"(Aguayo's) also a weapon as a kickoff guy, too," general manager Jason Licht said. "He can either put it out of the end zone or he can hang it high and drop it on the 5 or the 2."

Once the season arrived, however, Tampa Bay chose to conceal that weapon, attempting only eight mortar kicks (which we're defining as kickoffs that opponents took possession of between the goal line and the 10). Roughly 70 percent of Aguayo's kickoffs resulted in touchbacks, the NFL's sixth-highest rate.

Kickoff touchback percentage (excluding onside kicks), 2016

Stay updated on Tampa Bay’s sports scene

Stay updated on Tampa Bay’s sports scene

Subscribe to our free Sports Today newsletter

We’ll send you news and analysis on the Bucs, Lightning, Rays and Florida’s college football teams every day.

You’re all signed up!

Want more of our free, weekly newsletters in your inbox? Let’s get started.

Explore all your options

(minimum 60 kickoffs)

KickerTouchbacksPercentage
1. Jason Myers, Jaguars6083.3
2. Josh Lambo, Chargers6775.3
3. Graham Gano, Panthers6374.1
4. Ryan Succop, Titans5873.4
5. Dustin Hopkins, Washington6572.2
6. Roberto Aguayo, Bucs5268.4
16. Stephen Gostkowski, Patriots5255.9
Source: NFL

The Bucs' mortar kicks failed to produce favorable outcomes, which isn't necessarily Aguayo's fault. He dropped all but one kick at or inside the 2, and yet opponents began, on average, at the 22. They went on to score four times (one touchdown and three field goals) and didn't turn the ball over once.

Contrast the Bucs with the Patriots, who attempted four times as many mortar kicks. Opponents went on to score six times (three touchdowns and three field goals) and turned the ball over five times.

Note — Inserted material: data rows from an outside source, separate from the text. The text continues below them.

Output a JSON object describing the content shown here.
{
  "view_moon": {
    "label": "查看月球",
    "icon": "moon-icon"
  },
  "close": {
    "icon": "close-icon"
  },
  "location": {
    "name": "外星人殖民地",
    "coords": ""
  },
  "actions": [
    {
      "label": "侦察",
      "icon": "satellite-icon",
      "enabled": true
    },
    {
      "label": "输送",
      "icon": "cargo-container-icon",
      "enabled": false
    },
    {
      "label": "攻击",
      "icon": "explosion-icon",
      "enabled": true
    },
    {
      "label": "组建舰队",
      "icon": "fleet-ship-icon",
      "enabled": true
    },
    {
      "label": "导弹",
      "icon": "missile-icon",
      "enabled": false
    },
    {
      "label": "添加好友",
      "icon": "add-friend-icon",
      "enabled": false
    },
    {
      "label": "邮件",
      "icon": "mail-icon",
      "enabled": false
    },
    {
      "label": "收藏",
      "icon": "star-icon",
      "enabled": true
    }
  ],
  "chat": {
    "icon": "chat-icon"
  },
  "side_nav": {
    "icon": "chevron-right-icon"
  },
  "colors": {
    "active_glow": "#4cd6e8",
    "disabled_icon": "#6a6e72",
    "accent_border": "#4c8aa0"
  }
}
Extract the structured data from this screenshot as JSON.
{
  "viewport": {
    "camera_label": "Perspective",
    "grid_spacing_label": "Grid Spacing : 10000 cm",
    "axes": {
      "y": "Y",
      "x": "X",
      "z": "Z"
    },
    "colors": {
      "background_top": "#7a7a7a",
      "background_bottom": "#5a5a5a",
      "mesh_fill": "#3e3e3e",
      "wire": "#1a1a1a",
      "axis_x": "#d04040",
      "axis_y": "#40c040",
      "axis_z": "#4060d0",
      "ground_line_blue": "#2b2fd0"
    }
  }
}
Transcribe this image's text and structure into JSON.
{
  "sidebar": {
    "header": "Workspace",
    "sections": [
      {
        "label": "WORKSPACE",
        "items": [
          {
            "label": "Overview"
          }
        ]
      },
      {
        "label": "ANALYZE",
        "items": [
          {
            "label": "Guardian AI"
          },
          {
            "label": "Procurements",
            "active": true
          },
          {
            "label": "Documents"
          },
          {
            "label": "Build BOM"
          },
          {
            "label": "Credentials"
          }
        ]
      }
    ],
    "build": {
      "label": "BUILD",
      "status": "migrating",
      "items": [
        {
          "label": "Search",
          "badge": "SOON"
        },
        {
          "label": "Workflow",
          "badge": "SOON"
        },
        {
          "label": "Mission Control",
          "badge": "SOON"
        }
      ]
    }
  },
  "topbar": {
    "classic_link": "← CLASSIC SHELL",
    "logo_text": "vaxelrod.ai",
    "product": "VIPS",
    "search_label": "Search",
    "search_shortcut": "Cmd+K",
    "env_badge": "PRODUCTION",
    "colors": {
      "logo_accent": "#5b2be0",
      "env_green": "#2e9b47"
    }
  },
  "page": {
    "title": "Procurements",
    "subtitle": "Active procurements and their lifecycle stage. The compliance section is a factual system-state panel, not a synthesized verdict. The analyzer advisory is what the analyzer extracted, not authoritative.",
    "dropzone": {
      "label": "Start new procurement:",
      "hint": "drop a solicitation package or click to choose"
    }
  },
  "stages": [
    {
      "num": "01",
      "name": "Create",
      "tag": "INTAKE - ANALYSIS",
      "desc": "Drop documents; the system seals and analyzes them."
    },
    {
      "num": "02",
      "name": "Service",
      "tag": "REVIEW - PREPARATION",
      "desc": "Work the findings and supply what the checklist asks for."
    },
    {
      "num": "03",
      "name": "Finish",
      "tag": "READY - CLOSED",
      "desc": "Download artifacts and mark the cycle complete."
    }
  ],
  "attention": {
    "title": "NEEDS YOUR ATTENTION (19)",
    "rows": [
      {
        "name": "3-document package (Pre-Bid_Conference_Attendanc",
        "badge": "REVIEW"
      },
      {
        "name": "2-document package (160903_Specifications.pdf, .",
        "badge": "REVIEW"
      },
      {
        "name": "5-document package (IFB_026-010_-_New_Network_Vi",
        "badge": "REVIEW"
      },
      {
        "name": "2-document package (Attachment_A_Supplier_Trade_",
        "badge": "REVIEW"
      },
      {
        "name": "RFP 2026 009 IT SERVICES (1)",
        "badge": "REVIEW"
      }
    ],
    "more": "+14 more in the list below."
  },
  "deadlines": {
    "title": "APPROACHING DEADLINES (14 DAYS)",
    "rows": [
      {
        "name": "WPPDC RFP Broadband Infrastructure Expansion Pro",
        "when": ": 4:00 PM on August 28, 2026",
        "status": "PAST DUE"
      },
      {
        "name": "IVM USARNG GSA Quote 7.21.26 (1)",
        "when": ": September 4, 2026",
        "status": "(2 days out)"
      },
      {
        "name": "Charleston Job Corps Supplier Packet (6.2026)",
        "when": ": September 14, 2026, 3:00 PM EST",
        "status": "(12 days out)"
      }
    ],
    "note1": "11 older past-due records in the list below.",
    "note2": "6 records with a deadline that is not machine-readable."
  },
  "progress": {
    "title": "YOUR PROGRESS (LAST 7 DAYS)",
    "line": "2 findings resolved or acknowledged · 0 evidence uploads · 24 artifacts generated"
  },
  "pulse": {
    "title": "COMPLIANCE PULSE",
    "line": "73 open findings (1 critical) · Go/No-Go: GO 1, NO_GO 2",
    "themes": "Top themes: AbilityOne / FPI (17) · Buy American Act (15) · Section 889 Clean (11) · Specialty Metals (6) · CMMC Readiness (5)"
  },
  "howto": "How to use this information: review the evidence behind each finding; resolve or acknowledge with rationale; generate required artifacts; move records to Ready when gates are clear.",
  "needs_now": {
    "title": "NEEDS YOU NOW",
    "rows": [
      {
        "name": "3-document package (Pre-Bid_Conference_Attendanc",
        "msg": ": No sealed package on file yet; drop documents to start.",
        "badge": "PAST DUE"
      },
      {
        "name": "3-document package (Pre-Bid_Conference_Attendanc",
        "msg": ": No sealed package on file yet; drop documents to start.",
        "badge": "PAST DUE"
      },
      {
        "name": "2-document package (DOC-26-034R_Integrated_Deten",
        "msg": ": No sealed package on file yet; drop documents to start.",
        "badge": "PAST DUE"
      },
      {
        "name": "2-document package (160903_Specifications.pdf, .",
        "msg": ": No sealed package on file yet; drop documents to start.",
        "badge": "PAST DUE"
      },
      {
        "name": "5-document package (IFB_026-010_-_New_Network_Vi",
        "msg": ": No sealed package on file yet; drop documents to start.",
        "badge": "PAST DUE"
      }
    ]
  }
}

Opponent drive outcomes after a receiving the ball inside the 10, 2016

BucsPatriots
Punt3 (37.5%)14 (45.2%)
Touchdown1 (12.5%)3 (9.7%)
Field goal3 (37.5%)3 (9.7%)
Missed field goal-3 (9.7%)
Safety-1 (3.2%)
Takeaway-5 (16.1%)
Downs-1 (3.2%)
End of half1 (12.5%)1 (3.2%)
Source: NFL

During the regular season, such plays might be of little consequence. Come playoffs, though, they can make all the difference.

In the fourth quarter Sunday, we saw what truly separates the Patriots from their peers. It's more than Tom Brady. It's more than luck. It's a mentality.

They relentlessly search for any possible advantage, and once they identify it, they test it over and over and over. While the rest of us see kickoffs as an opportunity for a bathroom break, New England sees them as a chance to change games.

Some might call the Patriots' comeback a miracle. It wasn't. It was the culmination of months of preparation.

Of course Gostkowski perfectly executed two mortar kicks in six minutes. He had been kicking them all season long.

Contact Thomas Bassinger at tbassinger@tampabay.com. Follow @tometrics.